Dataset rows describing interfaces

▬▬▬

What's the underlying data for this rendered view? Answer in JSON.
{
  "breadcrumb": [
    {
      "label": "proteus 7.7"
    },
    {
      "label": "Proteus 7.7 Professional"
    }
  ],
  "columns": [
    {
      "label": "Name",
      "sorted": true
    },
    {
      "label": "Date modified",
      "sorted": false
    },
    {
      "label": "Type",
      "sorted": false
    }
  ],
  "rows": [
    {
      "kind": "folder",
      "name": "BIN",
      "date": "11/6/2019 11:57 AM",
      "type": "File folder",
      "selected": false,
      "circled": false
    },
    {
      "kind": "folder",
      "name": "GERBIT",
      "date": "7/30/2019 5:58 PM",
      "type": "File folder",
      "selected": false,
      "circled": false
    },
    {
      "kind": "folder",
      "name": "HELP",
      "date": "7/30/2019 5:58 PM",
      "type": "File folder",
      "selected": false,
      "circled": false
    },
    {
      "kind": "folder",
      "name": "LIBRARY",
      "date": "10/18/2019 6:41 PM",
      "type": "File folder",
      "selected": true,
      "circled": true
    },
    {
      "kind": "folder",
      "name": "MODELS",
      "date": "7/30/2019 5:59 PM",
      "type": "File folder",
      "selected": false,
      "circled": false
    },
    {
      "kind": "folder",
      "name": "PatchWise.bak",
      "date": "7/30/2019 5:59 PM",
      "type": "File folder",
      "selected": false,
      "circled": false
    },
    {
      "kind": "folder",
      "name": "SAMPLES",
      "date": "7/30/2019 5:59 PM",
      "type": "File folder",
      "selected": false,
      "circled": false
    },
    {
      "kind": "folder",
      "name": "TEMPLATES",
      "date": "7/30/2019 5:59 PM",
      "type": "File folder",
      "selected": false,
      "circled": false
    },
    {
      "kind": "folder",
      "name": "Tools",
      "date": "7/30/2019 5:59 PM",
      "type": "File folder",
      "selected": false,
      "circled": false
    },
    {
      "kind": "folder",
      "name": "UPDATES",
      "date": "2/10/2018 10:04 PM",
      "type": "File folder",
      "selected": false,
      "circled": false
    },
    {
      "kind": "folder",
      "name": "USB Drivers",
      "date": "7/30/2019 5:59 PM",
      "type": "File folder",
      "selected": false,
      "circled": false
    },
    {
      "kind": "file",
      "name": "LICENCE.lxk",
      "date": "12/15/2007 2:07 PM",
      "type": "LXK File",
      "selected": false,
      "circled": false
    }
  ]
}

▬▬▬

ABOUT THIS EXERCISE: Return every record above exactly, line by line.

COMPLETED TASK:
What's the underlying data for this rendered view? Answer in JSON.
{
  "breadcrumb": [
    {
      "label": "proteus 7.7"
    },
    {
      "label": "Proteus 7.7 Professional"
    }
  ],
  "columns": [
    {
      "label": "Name",
      "sorted": true
    },
    {
      "label": "Date modified",
      "sorted": false
    },
    {
      "label": "Type",
      "sorted": false
    }
  ],
  "rows": [
    {
      "kind": "folder",
      "name": "BIN",
      "date": "11/6/2019 11:57 AM",
      "type": "File folder",
      "selected": false,
      "circled": false
    },
    {
      "kind": "folder",
      "name": "GERBIT",
      "date": "7/30/2019 5:58 PM",
      "type": "File folder",
      "selected": false,
      "circled": false
    },
    {
      "kind": "folder",
      "name": "HELP",
      "date": "7/30/2019 5:58 PM",
      "type": "File folder",
      "selected": false,
      "circled": false
    },
    {
      "kind": "folder",
      "name": "LIBRARY",
      "date": "10/18/2019 6:41 PM",
      "type": "File folder",
      "selected": true,
      "circled": true
    },
    {
      "kind": "folder",
      "name": "MODELS",
      "date": "7/30/2019 5:59 PM",
      "type": "File folder",
      "selected": false,
      "circled": false
    },
    {
      "kind": "folder",
      "name": "PatchWise.bak",
      "date": "7/30/2019 5:59 PM",
      "type": "File folder",
      "selected": false,
      "circled": false
    },
    {
      "kind": "folder",
      "name": "SAMPLES",
      "date": "7/30/2019 5:59 PM",
      "type": "File folder",
      "selected": false,
      "circled": false
    },
    {
      "kind": "folder",
      "name": "TEMPLATES",
      "date": "7/30/2019 5:59 PM",
      "type": "File folder",
      "selected": false,
      "circled": false
    },
    {
      "kind": "folder",
      "name": "Tools",
      "date": "7/30/2019 5:59 PM",
      "type": "File folder",
      "selected": false,
      "circled": false
    },
    {
      "kind": "folder",
      "name": "UPDATES",
      "date": "2/10/2018 10:04 PM",
      "type": "File folder",
      "selected": false,
      "circled": false
    },
    {
      "kind": "folder",
      "name": "USB Drivers",
      "date": "7/30/2019 5:59 PM",
      "type": "File folder",
      "selected": false,
      "circled": false
    },
    {
      "kind": "file",
      "name": "LICENCE.lxk",
      "date": "12/15/2007 2:07 PM",
      "type": "LXK File",
      "selected": false,
      "circled": false
    }
  ]
}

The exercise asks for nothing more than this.